• Directions for this task:
Only the lines that hold the word "total" are wanted from this listing.

• Extracted information:
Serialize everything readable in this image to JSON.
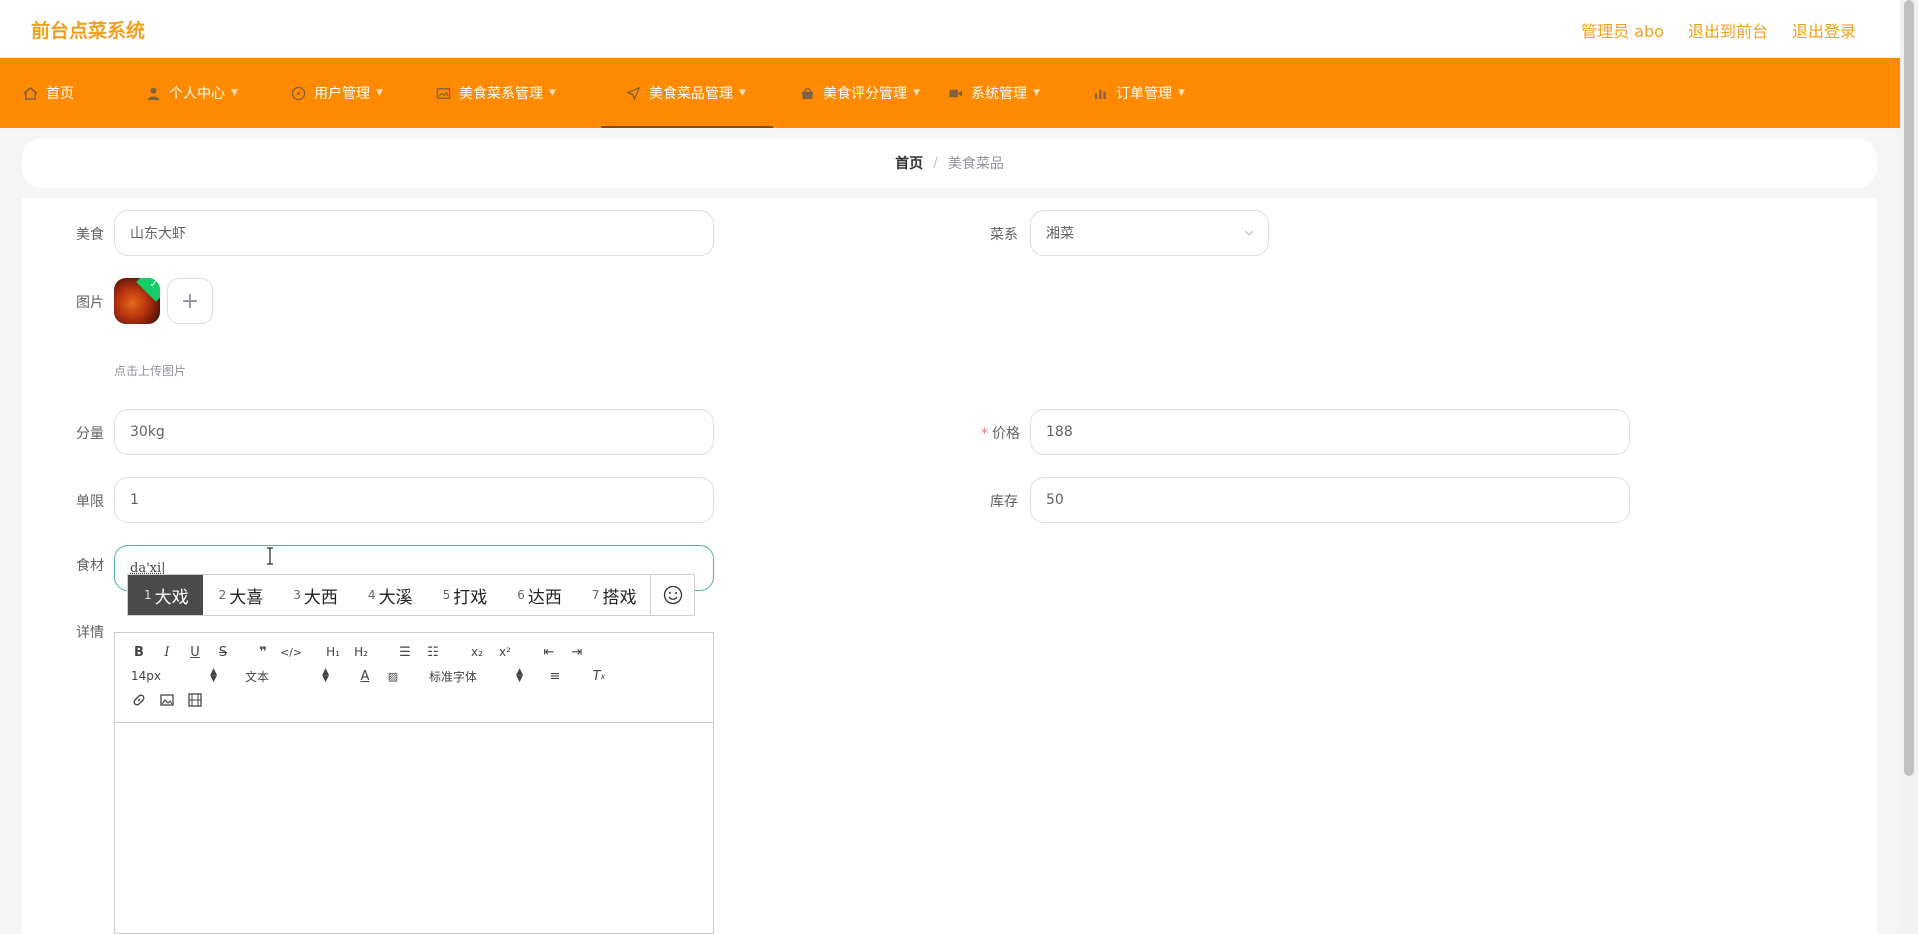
{
  "header": {
    "brand": "前台点菜系统",
    "links": [
      "管理员 abo",
      "退出到前台",
      "退出登录"
    ]
  },
  "nav": {
    "items": [
      {
        "label": "首页",
        "icon": "home-icon",
        "caret": false
      },
      {
        "label": "个人中心",
        "icon": "user-icon",
        "caret": true
      },
      {
        "label": "用户管理",
        "icon": "compass-icon",
        "caret": true
      },
      {
        "label": "美食菜系管理",
        "icon": "picture-icon",
        "caret": true
      },
      {
        "label": "美食菜品管理",
        "icon": "send-icon",
        "caret": true,
        "active": true
      },
      {
        "label": "美食评分管理",
        "icon": "goods-icon",
        "caret": true
      },
      {
        "label": "系统管理",
        "icon": "video-icon",
        "caret": true
      },
      {
        "label": "订单管理",
        "icon": "chart-icon",
        "caret": true
      }
    ]
  },
  "breadcrumb": {
    "home": "首页",
    "current": "美食菜品"
  },
  "form": {
    "food": {
      "label": "美食",
      "value": "山东大虾"
    },
    "cuisine": {
      "label": "菜系",
      "value": "湘菜"
    },
    "image": {
      "label": "图片",
      "hint": "点击上传图片"
    },
    "portion": {
      "label": "分量",
      "value": "30kg"
    },
    "price": {
      "label": "价格",
      "value": "188",
      "required": true
    },
    "limit": {
      "label": "单限",
      "value": "1"
    },
    "stock": {
      "label": "库存",
      "value": "50"
    },
    "ingredients": {
      "label": "食材",
      "value": "da'xi|"
    },
    "detail": {
      "label": "详情"
    }
  },
  "ime": {
    "candidates": [
      {
        "n": "1",
        "text": "大戏"
      },
      {
        "n": "2",
        "text": "大喜"
      },
      {
        "n": "3",
        "text": "大西"
      },
      {
        "n": "4",
        "text": "大溪"
      },
      {
        "n": "5",
        "text": "打戏"
      },
      {
        "n": "6",
        "text": "达西"
      },
      {
        "n": "7",
        "text": "搭戏"
      }
    ]
  },
  "editor": {
    "font_size": "14px",
    "header_select": "文本",
    "font_family": "标准字体"
  },
  "colors": {
    "accent": "#ff8a00",
    "brand": "#f0a020",
    "focus": "#4cb39a"
  }
}
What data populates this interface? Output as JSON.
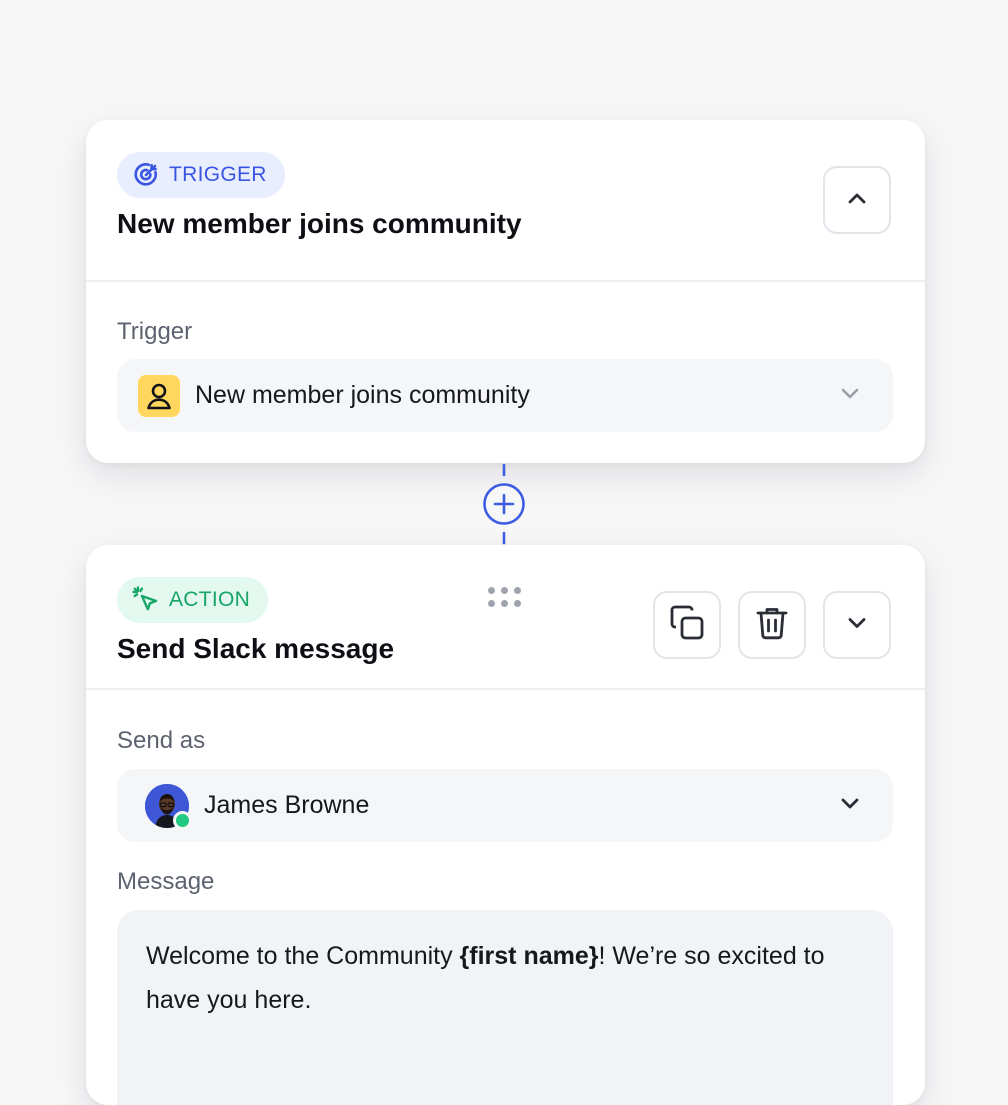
{
  "colors": {
    "accent_blue": "#3a55e0",
    "accent_green": "#17a568",
    "member_icon_yellow": "#ffd75e",
    "online_green": "#22c980"
  },
  "trigger_card": {
    "badge_label": "TRIGGER",
    "badge_icon": "target-icon",
    "title": "New member joins community",
    "collapse_icon": "chevron-up-icon",
    "field_label": "Trigger",
    "select_value": "New member joins community",
    "select_icon": "user-icon",
    "select_chevron": "chevron-down-icon"
  },
  "connector": {
    "icon": "plus-circle-icon"
  },
  "action_card": {
    "badge_label": "ACTION",
    "badge_icon": "cursor-click-icon",
    "title": "Send Slack message",
    "buttons": [
      "copy-icon",
      "trash-icon",
      "chevron-down-icon"
    ],
    "send_as_label": "Send as",
    "send_as_value": "James Browne",
    "send_as_status": "online",
    "message_label": "Message",
    "message": {
      "prefix": "Welcome to the Community ",
      "variable": "{first name}",
      "suffix": "! We’re so excited to have you here."
    }
  }
}
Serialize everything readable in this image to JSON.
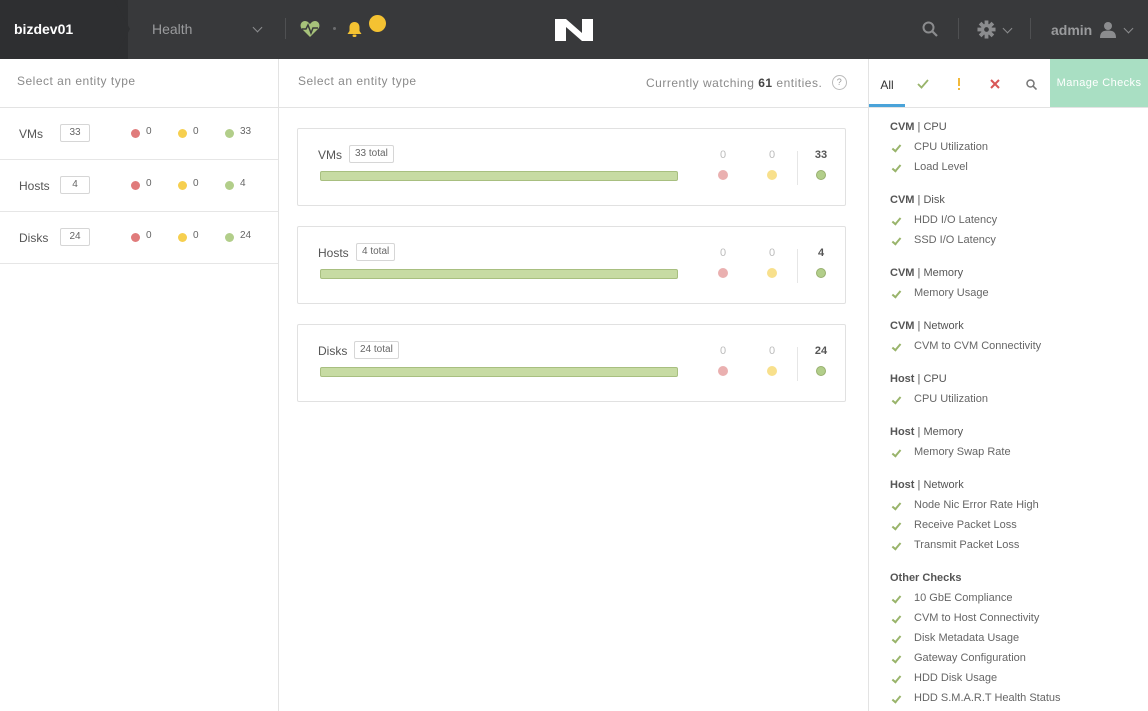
{
  "topbar": {
    "cluster_name": "bizdev01",
    "nav_label": "Health",
    "alert_count": "",
    "user_label": "admin"
  },
  "left": {
    "header": "Select an entity type",
    "rows": [
      {
        "name": "VMs",
        "count": "33",
        "red": "0",
        "yellow": "0",
        "green": "33"
      },
      {
        "name": "Hosts",
        "count": "4",
        "red": "0",
        "yellow": "0",
        "green": "4"
      },
      {
        "name": "Disks",
        "count": "24",
        "red": "0",
        "yellow": "0",
        "green": "24"
      }
    ]
  },
  "middle": {
    "header": "Select an entity type",
    "watching_prefix": "Currently watching",
    "watching_count": "61",
    "watching_suffix": "entities.",
    "help": "?",
    "cards": [
      {
        "name": "VMs",
        "total": "33 total",
        "red": "0",
        "yellow": "0",
        "green": "33"
      },
      {
        "name": "Hosts",
        "total": "4 total",
        "red": "0",
        "yellow": "0",
        "green": "4"
      },
      {
        "name": "Disks",
        "total": "24 total",
        "red": "0",
        "yellow": "0",
        "green": "24"
      }
    ]
  },
  "right": {
    "tabs": {
      "all": "All"
    },
    "manage_checks": "Manage Checks",
    "groups": [
      {
        "entity": "CVM",
        "sep": " | ",
        "type": "CPU",
        "checks": [
          "CPU Utilization",
          "Load Level"
        ]
      },
      {
        "entity": "CVM",
        "sep": " | ",
        "type": "Disk",
        "checks": [
          "HDD I/O Latency",
          "SSD I/O Latency"
        ]
      },
      {
        "entity": "CVM",
        "sep": " | ",
        "type": "Memory",
        "checks": [
          "Memory Usage"
        ]
      },
      {
        "entity": "CVM",
        "sep": " | ",
        "type": "Network",
        "checks": [
          "CVM to CVM Connectivity"
        ]
      },
      {
        "entity": "Host",
        "sep": " | ",
        "type": "CPU",
        "checks": [
          "CPU Utilization"
        ]
      },
      {
        "entity": "Host",
        "sep": " | ",
        "type": "Memory",
        "checks": [
          "Memory Swap Rate"
        ]
      },
      {
        "entity": "Host",
        "sep": " | ",
        "type": "Network",
        "checks": [
          "Node Nic Error Rate High",
          "Receive Packet Loss",
          "Transmit Packet Loss"
        ]
      },
      {
        "entity": "Other Checks",
        "sep": "",
        "type": "",
        "checks": [
          "10 GbE Compliance",
          "CVM to Host Connectivity",
          "Disk Metadata Usage",
          "Gateway Configuration",
          "HDD Disk Usage",
          "HDD S.M.A.R.T Health Status"
        ]
      }
    ]
  },
  "colors": {
    "critical": "#e07b7b",
    "warning": "#f6cf4f",
    "good": "#b2ce8a",
    "accent": "#4aa3d9",
    "manage": "#a9dfc3"
  }
}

• Answer space:
        "total": "33 total",
        "total": "4 total",
        "total": "24 total",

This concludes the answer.